The Wainscott organization has accused Ørsted and East Hampton Town officials of reneging on promises intended to calm opposition when the spotlight was on the project, and of trying to fast track behind-the-scenes agreements to derail any consideration of alternatives. They have said they will take East Hampton Town and the East Hampton Town Trustees to court if either board enters into any agreements with Ørsted prior to the Article VII review by the Public Service Commission being completed and is mustering an effort to incorporate Wainscott as a village.
The town and Ørsted announced in September that they have reached an agreement in principle that would see the town and Trustees granting easements to the wind farm developers for Beach Lane and other town-controlled roadways beneath which the cable would be buried. Neither group has yet signed the agreement, which would be contingent on the Beach Lane route winning approval from the state.
Ørsted, the Danish energy company that now owns the South Fork Wind Farm project, announced recently that delays in the planning and permitting process caused partly by the COVID-19 pandemic have now pushed the anticipated completion date for the SFWF project back at least one year, to 2023. That means there is plenty of time for the PSC to require detailed analysis of the alternative routes proposed by the CPW.
The best alternative, Mr. Edlich said, might actually be one that would mean fewer landing sites across the entire region as the offshore wind power industry explodes from a Block Island experiment into a Brobdingnagian powerhouse over the coming decade.
The Bureau of Ocean Energy Management, Mr. Edlich noted, has already been looking at ways to interconnect the multitude of offshore wind farm projects that are in the pipeline or expected to be proposed in the coming years with shared transmission cables.

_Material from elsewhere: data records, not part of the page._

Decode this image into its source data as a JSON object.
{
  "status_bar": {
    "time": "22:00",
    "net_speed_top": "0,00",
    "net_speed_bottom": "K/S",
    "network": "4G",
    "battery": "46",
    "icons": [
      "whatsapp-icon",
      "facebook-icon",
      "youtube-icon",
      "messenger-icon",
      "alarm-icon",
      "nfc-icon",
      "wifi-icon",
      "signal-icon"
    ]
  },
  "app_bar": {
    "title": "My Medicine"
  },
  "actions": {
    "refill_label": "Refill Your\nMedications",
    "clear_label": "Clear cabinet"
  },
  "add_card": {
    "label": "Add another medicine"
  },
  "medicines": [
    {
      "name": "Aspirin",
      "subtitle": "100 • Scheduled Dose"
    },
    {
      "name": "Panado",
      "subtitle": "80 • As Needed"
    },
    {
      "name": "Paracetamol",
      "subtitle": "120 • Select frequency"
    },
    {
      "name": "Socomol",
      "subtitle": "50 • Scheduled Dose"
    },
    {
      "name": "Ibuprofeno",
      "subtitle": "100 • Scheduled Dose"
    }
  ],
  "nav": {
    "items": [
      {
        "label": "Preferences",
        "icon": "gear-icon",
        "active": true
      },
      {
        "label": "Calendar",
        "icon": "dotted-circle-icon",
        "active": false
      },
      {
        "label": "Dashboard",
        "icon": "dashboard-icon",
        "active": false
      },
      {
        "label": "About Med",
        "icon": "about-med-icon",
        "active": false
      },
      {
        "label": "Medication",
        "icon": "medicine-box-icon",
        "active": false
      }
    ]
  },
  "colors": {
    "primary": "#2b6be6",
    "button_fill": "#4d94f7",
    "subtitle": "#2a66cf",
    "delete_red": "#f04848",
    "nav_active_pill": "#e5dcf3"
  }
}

Ørsted’s Sunrise Wind project, which could be as many as 100 turbines, has proposed bringing its large power supply cable ashore at Smith Point County Park in Shirley. Mr. Edlich said that having a separate landing cable for the tiny 15-turbine SFWF seemed inefficient, both environmentally and financially.
“Why not combine the infrastructure and bring it all onshore at Smith Point,” Mr. Edlich said, also nodding to other advances in the distribution of renewable energy policies in the offing. “With the Community Choice Aggregation that will exist soon … the East End can procure green energy no matter where it is provided.”
Whether their arguments will sway the PSC or not remains to be seen, but members of the Wainscott CAC largely welcomed them. Michael Hansen, who has been a vocal supporter of the Ørsted plans, was the lone voice against the project at this particular hearing.
“The facts from Alex are there — whether you agree with it or don’t, they are there,” said Bruce Solomon. “I don’t see that coming from the other side at all.”